In 1931 Sweet opened the Persian Gardens at Webster and Grand just a block away from the Oakland Veterans' Memorial Building. The contrast between the buildings was stark. The Persian Gardens were decorated in an exotic ornate Arabian art theme. A new type of lighting system called Colorama was installed. Hundreds of colored lights created a myriad of hues and patterns in a moving mural that was projected onto the polished oak floor. This was also the beginning of the Big Band era and Sweets was out in front hiring sharp dressed orchestras to fill the 10,000 square foot dance hall with music. Upon walking inside patrons were transported into a paradise like setting of art, light and sound.

At the close of 1941 America found itself embroiled once again in a World War. Sweet's Persian Gardens was closed and the building turned into a military communications center. But the nearby Sweets Ballroom on Broadway remained open, seven nights a week where big bands played for the masses of laborers flooding into Oakland to work in factories and shipyards supporting the war effort.

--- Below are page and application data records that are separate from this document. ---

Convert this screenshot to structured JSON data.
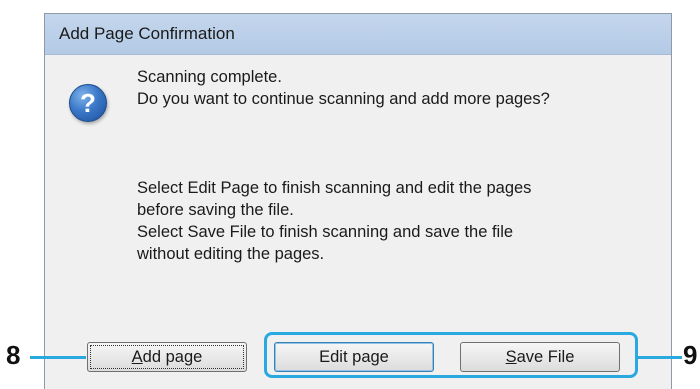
{
  "dialog": {
    "title": "Add Page Confirmation",
    "icon": "question-icon",
    "message_lines": [
      "Scanning complete.",
      "Do you want to continue scanning and add more pages?"
    ],
    "info_lines": [
      "Select Edit Page to finish scanning and edit the pages",
      "before saving the file.",
      "Select Save File to finish scanning and save the file",
      "without editing the pages."
    ],
    "buttons": {
      "add_page": {
        "label": "Add page",
        "mnemonic": "A",
        "rest": "dd page"
      },
      "edit_page": {
        "label": "Edit page"
      },
      "save_file": {
        "label": "Save File",
        "mnemonic": "S",
        "rest": "ave File"
      }
    }
  },
  "callouts": {
    "left_number": "8",
    "right_number": "9",
    "accent_color": "#29a9e0"
  }
}
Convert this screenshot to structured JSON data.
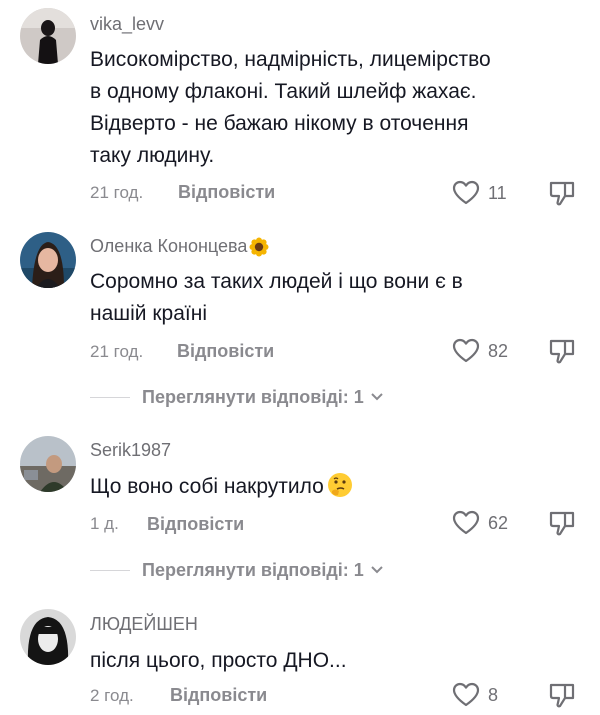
{
  "comments": [
    {
      "username": "vika_levv",
      "text_lines": [
        "Високомірство, надмірність, лицемірство",
        "в одному флаконі. Такий шлейф жахає.",
        "Відверто - не бажаю нікому в оточення",
        "таку людину."
      ],
      "time": "21 год.",
      "reply_label": "Відповісти",
      "likes": "11"
    },
    {
      "username": "Оленка Кононцева",
      "username_emoji": "sunflower",
      "text_lines": [
        "Соромно за таких людей і що вони є в",
        "нашій країні"
      ],
      "time": "21 год.",
      "reply_label": "Відповісти",
      "likes": "82",
      "view_replies": "Переглянути відповіді: 1"
    },
    {
      "username": "Serik1987",
      "text_lines": [
        "Що воно собі накрутило"
      ],
      "text_emoji": "thinking-face",
      "time": "1 д.",
      "reply_label": "Відповісти",
      "likes": "62",
      "view_replies": "Переглянути відповіді: 1"
    },
    {
      "username": "ЛЮДЕЙШЕН",
      "text_lines": [
        "після цього, просто ДНО..."
      ],
      "time": "2 год.",
      "reply_label": "Відповісти",
      "likes": "8"
    }
  ],
  "icons": {
    "like": "heart-outline-icon",
    "dislike": "thumbs-down-outline-icon",
    "expand": "chevron-down-icon"
  },
  "colors": {
    "text": "#161823",
    "secondary": "#8a8a8f",
    "background": "#ffffff"
  }
}
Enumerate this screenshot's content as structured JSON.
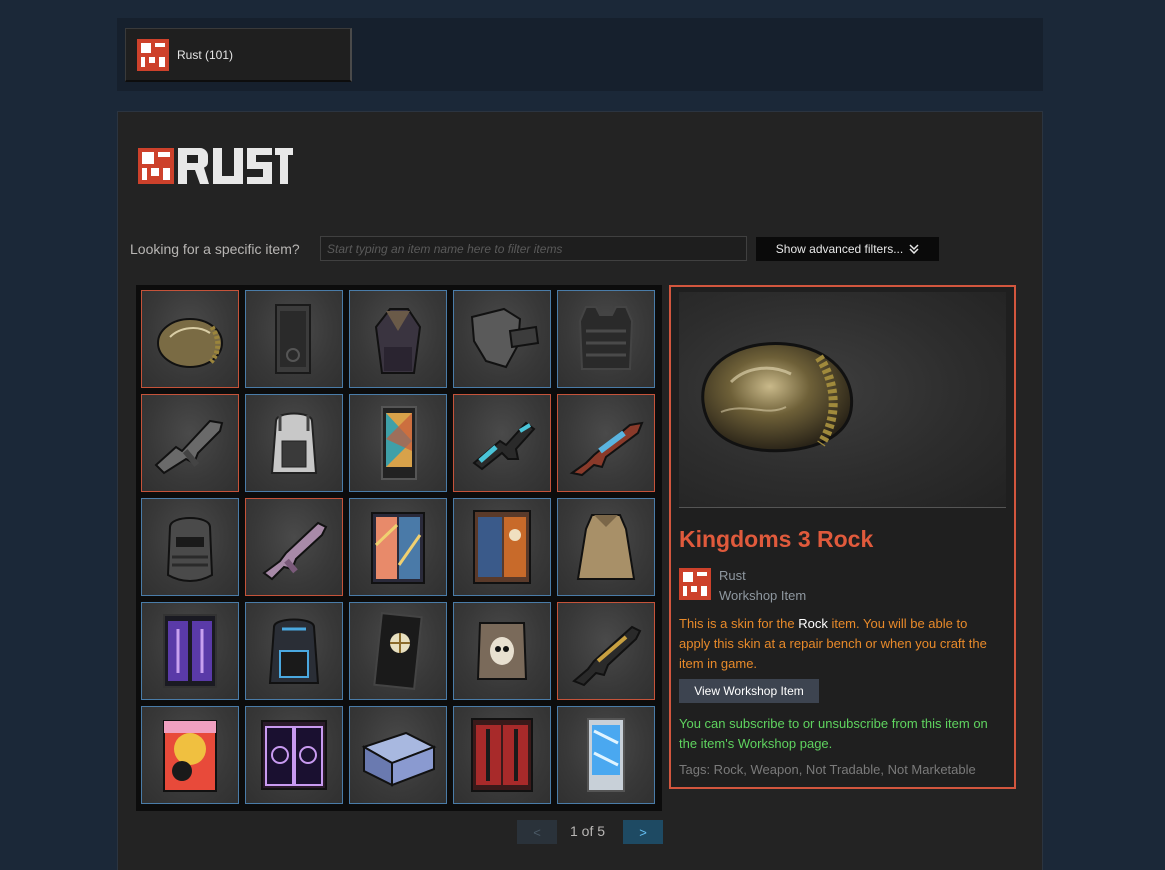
{
  "games_bar": {
    "tabs": [
      {
        "label": "Rust (101)"
      }
    ]
  },
  "filter": {
    "label": "Looking for a specific item?",
    "placeholder": "Start typing an item name here to filter items",
    "advanced_label": "Show advanced filters..."
  },
  "inventory": {
    "items": [
      {
        "icon": "rock-icon",
        "rare": true
      },
      {
        "icon": "locker-icon",
        "rare": false
      },
      {
        "icon": "hoodie-icon",
        "rare": false
      },
      {
        "icon": "armor-plate-icon",
        "rare": false
      },
      {
        "icon": "chest-plate-icon",
        "rare": false
      },
      {
        "icon": "smg-icon",
        "rare": true
      },
      {
        "icon": "backpack-icon",
        "rare": false
      },
      {
        "icon": "vending-locker-icon",
        "rare": false
      },
      {
        "icon": "pistol-icon",
        "rare": true
      },
      {
        "icon": "rifle-icon",
        "rare": true
      },
      {
        "icon": "facemask-icon",
        "rare": false
      },
      {
        "icon": "purple-rifle-icon",
        "rare": true
      },
      {
        "icon": "wardrobe-icon",
        "rare": false
      },
      {
        "icon": "tall-cabinet-icon",
        "rare": false
      },
      {
        "icon": "poncho-icon",
        "rare": false
      },
      {
        "icon": "purple-wardrobe-icon",
        "rare": false
      },
      {
        "icon": "blue-backpack-icon",
        "rare": false
      },
      {
        "icon": "door-icon",
        "rare": false
      },
      {
        "icon": "skull-vest-icon",
        "rare": false
      },
      {
        "icon": "gold-rifle-icon",
        "rare": true
      },
      {
        "icon": "anime-box-icon",
        "rare": false
      },
      {
        "icon": "neon-doors-icon",
        "rare": false
      },
      {
        "icon": "storage-box-icon",
        "rare": false
      },
      {
        "icon": "red-cabinet-icon",
        "rare": false
      },
      {
        "icon": "ice-locker-icon",
        "rare": false
      }
    ]
  },
  "pager": {
    "prev": "<",
    "text": "1 of 5",
    "next": ">"
  },
  "details": {
    "title": "Kingdoms 3 Rock",
    "game": "Rust",
    "type": "Workshop Item",
    "desc_1": "This is a skin for the ",
    "desc_item": "Rock",
    "desc_2": " item. You will be able to apply this skin at a repair bench or when you craft the item in game.",
    "view_button": "View Workshop Item",
    "subscribe_note": "You can subscribe to or unsubscribe from this item on the item's Workshop page.",
    "tags": "Tags: Rock, Weapon, Not Tradable, Not Marketable"
  },
  "colors": {
    "background": "#1b2838",
    "rare_border": "#c5533a",
    "common_border": "#4a7ca8",
    "title": "#e05a3c",
    "description": "#e88a2a",
    "subscribe_note": "#5fd35f"
  }
}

When the war ended in 1945, the military moved out and on May 17th 1946 a grand re-opening celebration was held at the Persian Gardens, now renamed the Ali Baba Ballroom. Sid Hoff and his ten-piece band kept the packed floor moving.

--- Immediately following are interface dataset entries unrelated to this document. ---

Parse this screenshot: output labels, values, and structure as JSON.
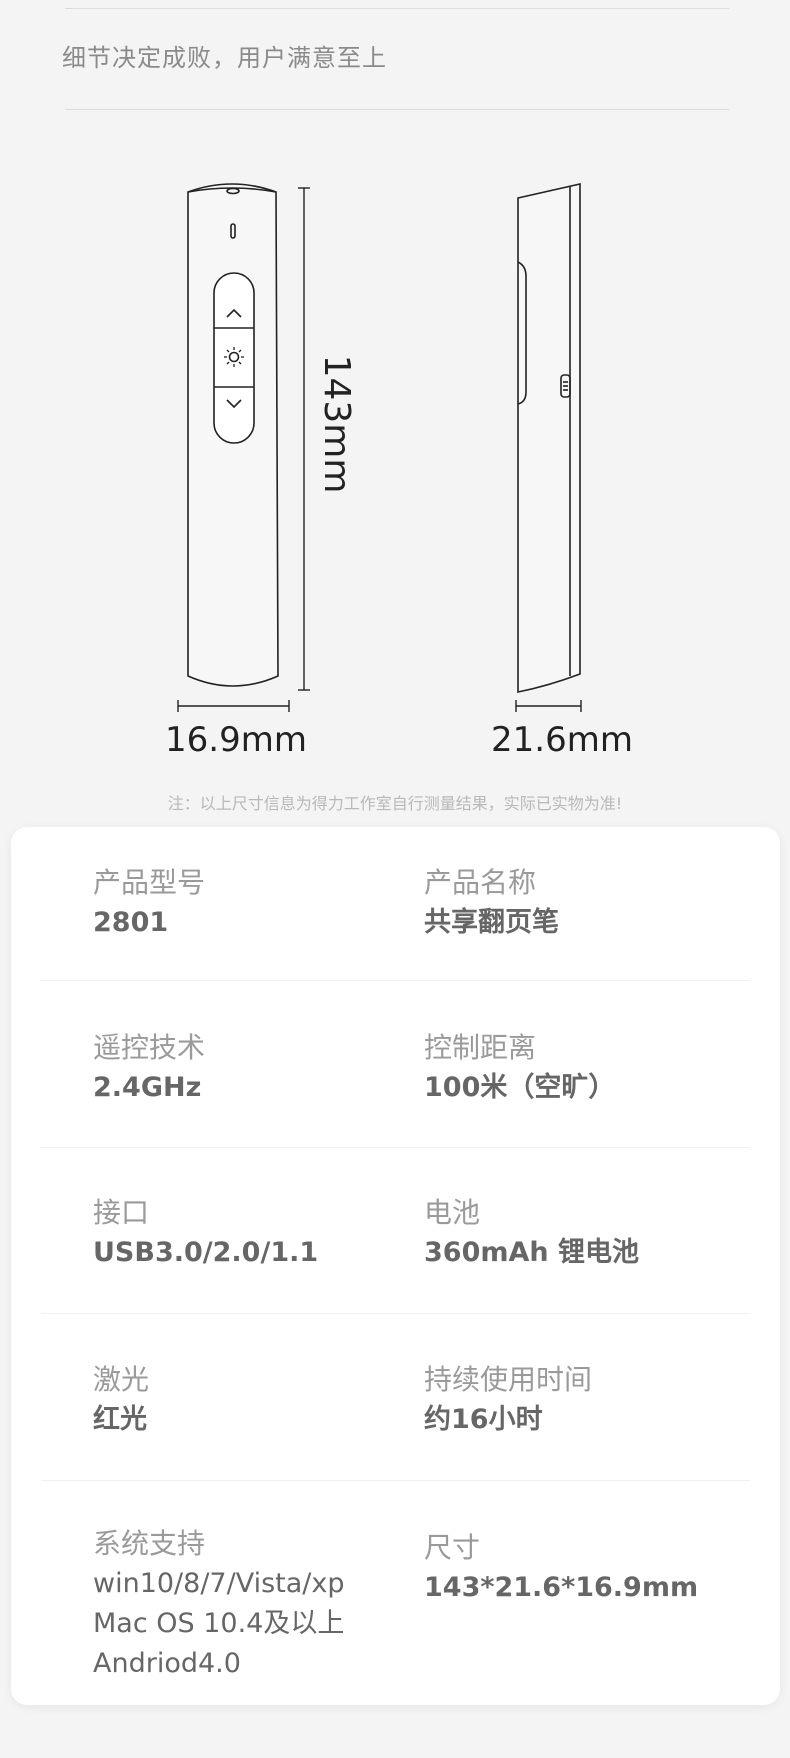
{
  "slogan": "细节决定成败，用户满意至上",
  "diagram": {
    "height_label": "143mm",
    "front_width_label": "16.9mm",
    "side_width_label": "21.6mm"
  },
  "note": "注：以上尺寸信息为得力工作室自行测量结果，实际已实物为准!",
  "specs": [
    {
      "label": "产品型号",
      "value": "2801"
    },
    {
      "label": "产品名称",
      "value": "共享翻页笔"
    },
    {
      "label": "遥控技术",
      "value": "2.4GHz"
    },
    {
      "label": "控制距离",
      "value": "100米（空旷）"
    },
    {
      "label": "接口",
      "value": "USB3.0/2.0/1.1"
    },
    {
      "label": "电池",
      "value": "360mAh 锂电池"
    },
    {
      "label": "激光",
      "value": "红光"
    },
    {
      "label": "持续使用时间",
      "value": "约16小时"
    },
    {
      "label": "系统支持",
      "value_lines": [
        "win10/8/7/Vista/xp",
        "Mac OS 10.4及以上",
        "Andriod4.0"
      ]
    },
    {
      "label": "尺寸",
      "value": "143*21.6*16.9mm"
    }
  ]
}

By the close of the 1940's the popularity of the big bands began to wane, but the Ali Baba ballroom defied this trend drawing hundreds of dancers on weekends up through the disco era of the 1970s.

On July 17, 1981, hundreds of miles away in Kansas City, over a thousand dancers gathered in the luxurious atrium of the Hyatt Regency Hotel for the weekly tea dance. Crowds filled three skywalks suspended from the ceiling over the floor. Suddenly the steel hangers supporting two of the skywalks snapped. Sixty-four tons of steel, concrete and glass rained down on the dancers below killing over 100 people in the deadliest structural failure in American history.

Following the tragedy in Kansas City, Kaiser Properties, the owner of the Ali Baba Ballroom building, hired engineers to inspect the 50-year-old structure. Significant weaknesses were found in the foundations and support beams throughout. The building was closed so abruptly that there was no time to notify the dancers. As the dance crowds showed up that Friday night, Aug 24, the manager Tony Martin was standing outside to give them the bad news. Despite pleas to remodel and upgrade the building Kaiser properties decided the it would be too expensive to repair and the land would be more valuable to them for other uses. The last active big band ballroom is demolished, and the site is turned into a parking lot. Later, the California Department of Transportation would build its District 4 headquarters on the site

Tony Martin, the Ali Baba owner was unwilling to give up. He scoured Oakland for a new site looking at dozens of buildings. As luck would have it the perfect spot was staring him in the face one block away, overlooking Lake Merritt. Barely a month after the Ali Baba closes, on October 2, hundreds of loyal patrons gather and Sid Hoff's orchestra strikes up the beat once again in their new home, the Auditorium of the Oakland Veterans Memorial Building.

The site continued its focus on dance, featuring big band and live music dances drawing seniors and young people alike. It eventually opened its doors to ongoing renters. Today, under the name Lake Merritt Dance Center, the building hosts multiple local groups offering dance programs for the community of Oakland. Its grand ballroom retains the beautiful design of the past while featuring primarily dance, the art form for which it was originally intended.

View the floor plans for the center